§ TASK DETAILS
Copy out each line in the listing below where the word "macOS" appears.

§ PROVIDED INFORMATION
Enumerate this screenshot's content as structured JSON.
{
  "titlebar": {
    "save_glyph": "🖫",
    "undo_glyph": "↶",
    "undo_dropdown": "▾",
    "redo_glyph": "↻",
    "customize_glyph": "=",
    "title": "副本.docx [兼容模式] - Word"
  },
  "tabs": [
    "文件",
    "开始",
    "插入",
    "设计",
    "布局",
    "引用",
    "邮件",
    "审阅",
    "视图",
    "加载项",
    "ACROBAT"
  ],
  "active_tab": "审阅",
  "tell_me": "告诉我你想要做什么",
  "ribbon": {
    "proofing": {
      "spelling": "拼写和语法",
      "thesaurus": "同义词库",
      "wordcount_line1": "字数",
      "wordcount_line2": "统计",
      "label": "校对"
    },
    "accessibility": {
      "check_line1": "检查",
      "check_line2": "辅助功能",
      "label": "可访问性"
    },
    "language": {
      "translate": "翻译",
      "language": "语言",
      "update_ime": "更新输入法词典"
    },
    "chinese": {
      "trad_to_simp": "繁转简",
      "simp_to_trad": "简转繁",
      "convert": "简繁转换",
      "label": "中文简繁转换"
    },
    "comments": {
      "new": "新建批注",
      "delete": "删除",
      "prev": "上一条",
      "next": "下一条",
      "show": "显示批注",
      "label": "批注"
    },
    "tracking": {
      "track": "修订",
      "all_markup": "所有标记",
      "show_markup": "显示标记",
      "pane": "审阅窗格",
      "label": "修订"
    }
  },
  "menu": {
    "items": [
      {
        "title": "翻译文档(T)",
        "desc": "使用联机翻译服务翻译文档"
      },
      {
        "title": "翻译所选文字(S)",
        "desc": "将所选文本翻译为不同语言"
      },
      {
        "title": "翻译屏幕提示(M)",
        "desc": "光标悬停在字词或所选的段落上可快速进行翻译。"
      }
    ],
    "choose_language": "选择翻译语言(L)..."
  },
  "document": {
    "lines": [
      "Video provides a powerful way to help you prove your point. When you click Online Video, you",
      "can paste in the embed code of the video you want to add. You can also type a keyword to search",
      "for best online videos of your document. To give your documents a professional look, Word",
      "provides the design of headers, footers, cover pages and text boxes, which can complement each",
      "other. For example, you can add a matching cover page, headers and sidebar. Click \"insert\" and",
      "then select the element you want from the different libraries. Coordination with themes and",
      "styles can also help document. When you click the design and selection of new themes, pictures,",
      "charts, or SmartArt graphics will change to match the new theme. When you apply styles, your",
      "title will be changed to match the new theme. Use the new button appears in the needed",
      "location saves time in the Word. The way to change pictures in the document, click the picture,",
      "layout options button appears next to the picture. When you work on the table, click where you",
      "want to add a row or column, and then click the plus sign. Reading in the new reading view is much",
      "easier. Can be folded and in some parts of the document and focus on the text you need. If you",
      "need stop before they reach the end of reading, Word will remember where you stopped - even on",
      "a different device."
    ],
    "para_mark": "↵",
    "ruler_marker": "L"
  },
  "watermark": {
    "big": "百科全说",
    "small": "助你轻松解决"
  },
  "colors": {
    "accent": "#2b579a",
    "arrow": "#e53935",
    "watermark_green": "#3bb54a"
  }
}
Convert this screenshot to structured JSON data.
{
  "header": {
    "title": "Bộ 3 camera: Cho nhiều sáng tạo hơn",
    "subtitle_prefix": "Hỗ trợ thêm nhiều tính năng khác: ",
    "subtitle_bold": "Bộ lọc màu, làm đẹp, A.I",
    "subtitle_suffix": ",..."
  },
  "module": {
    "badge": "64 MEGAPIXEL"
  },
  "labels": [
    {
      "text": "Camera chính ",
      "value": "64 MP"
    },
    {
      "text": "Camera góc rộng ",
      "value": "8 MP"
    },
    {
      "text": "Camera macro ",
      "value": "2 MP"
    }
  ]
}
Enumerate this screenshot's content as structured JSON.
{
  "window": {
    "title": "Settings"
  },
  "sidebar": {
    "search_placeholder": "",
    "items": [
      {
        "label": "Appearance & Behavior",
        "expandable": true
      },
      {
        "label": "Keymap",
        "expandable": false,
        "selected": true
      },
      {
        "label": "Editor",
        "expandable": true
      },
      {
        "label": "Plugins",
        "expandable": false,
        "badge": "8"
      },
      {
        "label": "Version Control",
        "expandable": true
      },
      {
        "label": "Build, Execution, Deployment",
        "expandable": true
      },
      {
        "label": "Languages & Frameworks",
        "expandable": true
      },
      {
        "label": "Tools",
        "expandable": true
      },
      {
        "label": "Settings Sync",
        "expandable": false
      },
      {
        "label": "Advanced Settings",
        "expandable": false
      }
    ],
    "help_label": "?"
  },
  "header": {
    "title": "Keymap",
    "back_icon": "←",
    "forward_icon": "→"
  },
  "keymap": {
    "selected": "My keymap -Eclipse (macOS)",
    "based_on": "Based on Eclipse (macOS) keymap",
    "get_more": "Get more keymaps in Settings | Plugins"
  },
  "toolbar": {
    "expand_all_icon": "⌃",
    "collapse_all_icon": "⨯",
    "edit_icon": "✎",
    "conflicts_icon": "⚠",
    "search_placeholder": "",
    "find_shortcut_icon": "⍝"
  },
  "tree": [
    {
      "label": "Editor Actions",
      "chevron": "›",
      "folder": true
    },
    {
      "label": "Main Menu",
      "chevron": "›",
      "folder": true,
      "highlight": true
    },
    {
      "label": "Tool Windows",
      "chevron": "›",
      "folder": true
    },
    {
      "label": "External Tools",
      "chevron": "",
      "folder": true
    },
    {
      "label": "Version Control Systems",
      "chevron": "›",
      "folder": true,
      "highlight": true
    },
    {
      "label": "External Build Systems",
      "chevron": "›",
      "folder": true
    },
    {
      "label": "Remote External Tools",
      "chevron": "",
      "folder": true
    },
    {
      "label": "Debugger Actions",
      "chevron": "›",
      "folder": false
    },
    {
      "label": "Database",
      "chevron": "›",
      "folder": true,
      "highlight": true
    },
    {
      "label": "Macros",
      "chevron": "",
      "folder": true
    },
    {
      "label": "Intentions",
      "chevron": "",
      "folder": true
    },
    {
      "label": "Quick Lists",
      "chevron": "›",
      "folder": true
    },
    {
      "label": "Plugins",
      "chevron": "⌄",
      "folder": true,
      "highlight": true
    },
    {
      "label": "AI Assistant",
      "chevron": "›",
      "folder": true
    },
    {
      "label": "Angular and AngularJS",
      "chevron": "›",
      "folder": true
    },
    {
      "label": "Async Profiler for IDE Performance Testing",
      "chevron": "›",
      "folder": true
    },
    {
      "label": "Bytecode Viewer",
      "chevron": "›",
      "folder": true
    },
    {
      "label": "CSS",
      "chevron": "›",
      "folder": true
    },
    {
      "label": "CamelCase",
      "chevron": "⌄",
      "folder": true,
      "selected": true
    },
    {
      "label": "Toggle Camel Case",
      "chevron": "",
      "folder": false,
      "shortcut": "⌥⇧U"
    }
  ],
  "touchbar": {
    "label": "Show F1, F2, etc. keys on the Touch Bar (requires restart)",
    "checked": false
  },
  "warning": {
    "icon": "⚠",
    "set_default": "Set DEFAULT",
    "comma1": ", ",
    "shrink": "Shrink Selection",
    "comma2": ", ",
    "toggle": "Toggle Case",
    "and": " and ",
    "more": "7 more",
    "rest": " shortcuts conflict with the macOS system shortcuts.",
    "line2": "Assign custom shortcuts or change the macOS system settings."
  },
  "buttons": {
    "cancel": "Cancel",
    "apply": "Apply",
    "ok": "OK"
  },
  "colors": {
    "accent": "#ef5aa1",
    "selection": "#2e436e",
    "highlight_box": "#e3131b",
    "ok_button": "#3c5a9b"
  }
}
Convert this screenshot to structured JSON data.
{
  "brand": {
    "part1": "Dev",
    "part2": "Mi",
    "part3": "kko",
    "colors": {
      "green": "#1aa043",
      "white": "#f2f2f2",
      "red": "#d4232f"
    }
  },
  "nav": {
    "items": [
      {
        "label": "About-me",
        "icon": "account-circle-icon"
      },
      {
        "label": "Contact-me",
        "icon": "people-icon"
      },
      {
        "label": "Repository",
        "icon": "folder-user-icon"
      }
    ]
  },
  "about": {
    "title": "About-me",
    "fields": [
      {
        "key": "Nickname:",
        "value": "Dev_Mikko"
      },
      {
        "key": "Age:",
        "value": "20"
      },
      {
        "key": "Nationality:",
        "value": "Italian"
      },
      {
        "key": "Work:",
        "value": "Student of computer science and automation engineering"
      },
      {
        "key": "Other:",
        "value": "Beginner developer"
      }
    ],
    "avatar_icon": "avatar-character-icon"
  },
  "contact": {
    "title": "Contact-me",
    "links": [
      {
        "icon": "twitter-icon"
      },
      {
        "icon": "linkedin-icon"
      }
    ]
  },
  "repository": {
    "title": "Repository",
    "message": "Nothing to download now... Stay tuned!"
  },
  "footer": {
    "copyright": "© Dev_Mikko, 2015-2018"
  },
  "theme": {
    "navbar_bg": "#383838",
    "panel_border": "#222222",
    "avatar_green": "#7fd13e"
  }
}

§ FINAL ANSWER
    "selected": "My keymap -Eclipse (macOS)",
    "based_on": "Based on Eclipse (macOS) keymap",
    "rest": " shortcuts conflict with the macOS system shortcuts.",
    "line2": "Assign custom shortcuts or change the macOS system settings."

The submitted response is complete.